According to screenwriting guru Syd Field, Chinatown may well be the most brilliant screenplay ever written. I'm inclined to think he's right. Despite having watched the film about five times, I'm still hard-pressed to offer up a cohesive plot summary. With so many twists, turns, and details, it's hard to keep up with it all, but that's very much the point. We're thrown into the same situation as our protagonist, left to digest each development as it arises. No matter how many times you try to take it all in, there's always something new to see, some little nuance you missed the last time. This, undoubtedly, is the mark of a very good movie.
As the story begins, private detective Jake Gittes (Jack Nicholson) is approached by Ida Sessions (Diane Ladd). She claims to be the wife of Mr. Hollis Mulwray, and wants him investigated for infidelity. A leak to the press leads the real Mrs. Evelyn Mulwray (Faye Dunaway) to launch a lawsuit against Mr. Gittes, but the unexpected murder of her husband causes her to drop the suit, hire Mr. Gittes herself, and, you know, take him to bed.
Further investigation uncovers a water scandal involving the diversion of water from Los Angeles to The Valley, and reveals that Mrs. Mulwray's husband and father were co-owners of the water department. The whole thing smacks of corruption and lies, and where exactly does Evelyn fit in all of this? Is she telling him the whole truth, or just using him? After Jake gets his nostril slashed by a man (Roman Polanski) who say he shouldn't be nosing around so much, you've got to wonder if he shouldn't drop the whole thing.

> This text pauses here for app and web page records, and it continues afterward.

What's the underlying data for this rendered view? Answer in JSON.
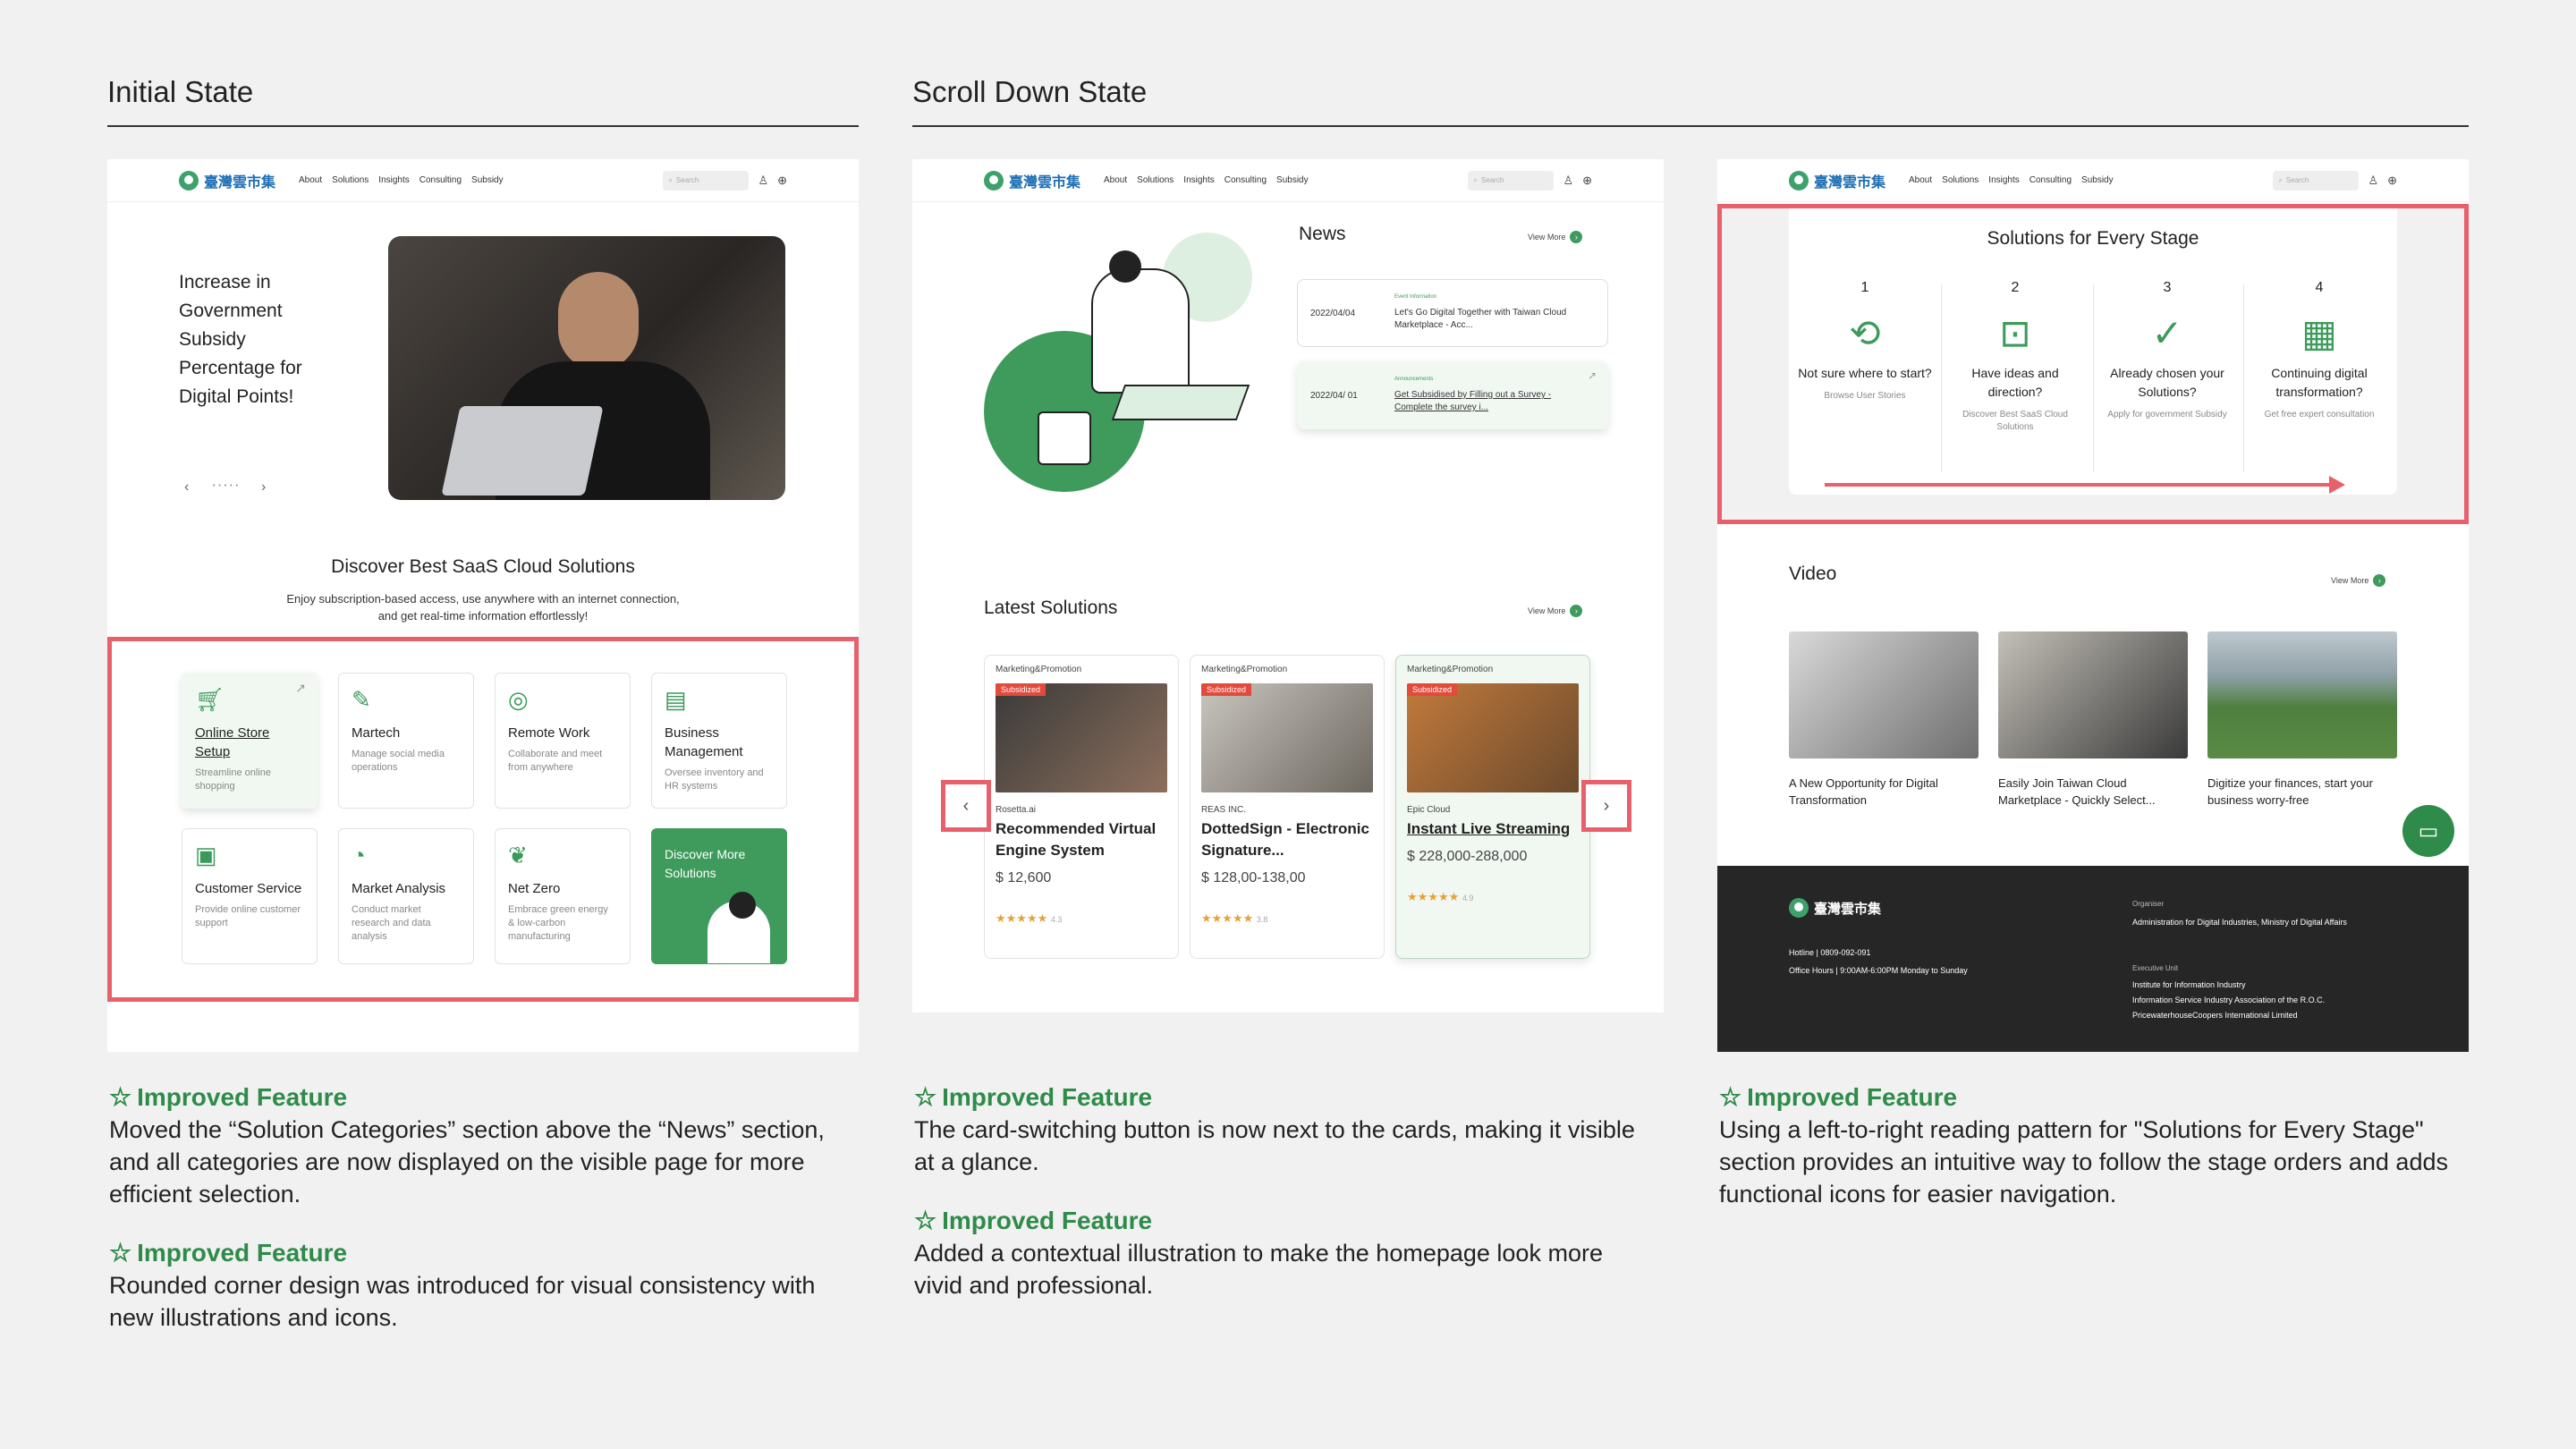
{
  "columns": {
    "initial_title": "Initial State",
    "scroll_title": "Scroll Down State"
  },
  "nav": {
    "logo_text": "臺灣雲市集",
    "links": [
      "About",
      "Solutions",
      "Insights",
      "Consulting",
      "Subsidy"
    ],
    "search_placeholder": "Search"
  },
  "hero": {
    "text": "Increase in Government Subsidy Percentage for Digital Points!",
    "prev": "‹",
    "next": "›",
    "dots": "• • • • •"
  },
  "discover": {
    "title": "Discover Best SaaS Cloud Solutions",
    "subtitle_1": "Enjoy subscription-based access, use anywhere with an internet connection,",
    "subtitle_2": "and get real-time information effortlessly!"
  },
  "categories": [
    {
      "title": "Online Store Setup",
      "desc": "Streamline online shopping",
      "icon": "cart-icon"
    },
    {
      "title": "Martech",
      "desc": "Manage social media operations",
      "icon": "pen-tool-icon"
    },
    {
      "title": "Remote Work",
      "desc": "Collaborate and meet from anywhere",
      "icon": "globe-icon"
    },
    {
      "title": "Business Management",
      "desc": "Oversee inventory and HR systems",
      "icon": "chart-board-icon"
    },
    {
      "title": "Customer Service",
      "desc": "Provide online customer support",
      "icon": "contact-card-icon"
    },
    {
      "title": "Market Analysis",
      "desc": "Conduct market research and data analysis",
      "icon": "pie-chart-icon"
    },
    {
      "title": "Net Zero",
      "desc": "Embrace green energy & low-carbon manufacturing",
      "icon": "leaf-globe-icon"
    },
    {
      "title": "Discover More Solutions",
      "desc": "",
      "icon": "illustration"
    }
  ],
  "news": {
    "title": "News",
    "view_more": "View More",
    "items": [
      {
        "date": "2022/04/04",
        "tag": "Event Information",
        "text": "Let's Go Digital Together with Taiwan Cloud Marketplace  - Acc..."
      },
      {
        "date": "2022/04/ 01",
        "tag": "Announcements",
        "text": "Get Subsidised by Filling out a Survey - Complete the survey i..."
      }
    ]
  },
  "latest": {
    "title": "Latest Solutions",
    "view_more": "View More",
    "prev": "‹",
    "next": "›",
    "cards": [
      {
        "category": "Marketing&Promotion",
        "subsidized": "Subsidized",
        "company": "Rosetta.ai",
        "name": "Recommended Virtual Engine System",
        "price": "$ 12,600",
        "stars": "★★★★★",
        "rating": "4.3"
      },
      {
        "category": "Marketing&Promotion",
        "subsidized": "Subsidized",
        "company": "REAS INC.",
        "name": "DottedSign - Electronic Signature...",
        "price": "$ 128,00-138,00",
        "stars": "★★★★★",
        "rating": "3.8"
      },
      {
        "category": "Marketing&Promotion",
        "subsidized": "Subsidized",
        "company": "Epic Cloud",
        "name": "Instant Live Streaming",
        "price": "$ 228,000-288,000",
        "stars": "★★★★★",
        "rating": "4.9"
      }
    ]
  },
  "stages": {
    "title": "Solutions for Every Stage",
    "items": [
      {
        "num": "1",
        "question": "Not sure where to start?",
        "desc": "Browse User Stories",
        "icon": "refresh-icon"
      },
      {
        "num": "2",
        "question": "Have ideas and direction?",
        "desc": "Discover Best SaaS Cloud Solutions",
        "icon": "monitor-chart-icon"
      },
      {
        "num": "3",
        "question": "Already chosen your Solutions?",
        "desc": "Apply for government Subsidy",
        "icon": "check-plus-icon"
      },
      {
        "num": "4",
        "question": "Continuing digital transformation?",
        "desc": "Get free expert consultation",
        "icon": "document-person-icon"
      }
    ]
  },
  "video": {
    "title": "Video",
    "view_more": "View More",
    "items": [
      {
        "caption": "A New Opportunity for Digital Transformation"
      },
      {
        "caption": "Easily Join Taiwan Cloud Marketplace - Quickly Select..."
      },
      {
        "caption": "Digitize your finances, start your business worry-free"
      }
    ]
  },
  "footer": {
    "logo_text": "臺灣雲市集",
    "hotline": "Hotline  |  0809-092-091",
    "office_hours": "Office Hours  |  9:00AM-6:00PM Monday to Sunday",
    "organiser_label": "Organiser",
    "organiser": "Administration for Digital Industries, Ministry of Digital Affairs",
    "exec_label": "Executive Unit",
    "exec_1": "Institute for Information Industry",
    "exec_2": "Information Service Industry Association of the R.O.C.",
    "exec_3": "PricewaterhouseCoopers International Limited"
  },
  "features": {
    "col1": [
      {
        "heading": "Improved Feature",
        "body": "Moved the “Solution Categories” section above the “News” section, and all categories are now displayed on the visible page for more efficient selection."
      },
      {
        "heading": "Improved Feature",
        "body": "Rounded corner design was introduced  for visual consistency with new illustrations and icons."
      }
    ],
    "col2": [
      {
        "heading": "Improved Feature",
        "body": "The card-switching button is now next to the cards, making it visible at a glance."
      },
      {
        "heading": "Improved Feature",
        "body": "Added a contextual illustration to make the homepage look more vivid and  professional."
      }
    ],
    "col3": [
      {
        "heading": "Improved Feature",
        "body": "Using a left-to-right reading pattern for \"Solutions for Every Stage\" section provides an intuitive way to follow the stage orders and adds functional icons for easier navigation."
      }
    ]
  },
  "colors": {
    "accent": "#3e9b5c",
    "highlight": "#e8606c",
    "feature_green": "#2e8b49"
  }
}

Eventually the truth is revealed, but there is no justice at the end of it all. Poor Jake is left shaking his head, wondering what just went down and how it all managed to go wrong, but his colleague slaps him on the back and tells him not to worry. "It's Chinatown, Jake," he says, referring to a time and place where things will never fully make sense and will never be put right. It's not exactly a satisfying ending, but it's perfect nonetheless. The flawless acting, clever writing, and stylish appearance of the film only add to the perfection.
The Special Collector's Edition of Chinatown comes with an hour of extra features including "Chinatown: The Beginning and the End", "Filming Chinatown" and "Chinatown: The Legacy". Each featurette boasts interviews with Jack Nicholson, Roman Polanski, producer Robert Evans, and screenwriter Robert Towne, so they're as entertaining as they are informative to watch. Polanski is particularly charming as he confesses to watching Chinatown prior to the interview so he wouldn't "sound like a dumbell", and we get all sorts of behind-the-scenes info—even a breakdown of the famous nose-slashing scene! The original Theatrical Trailer rounds out the Extras.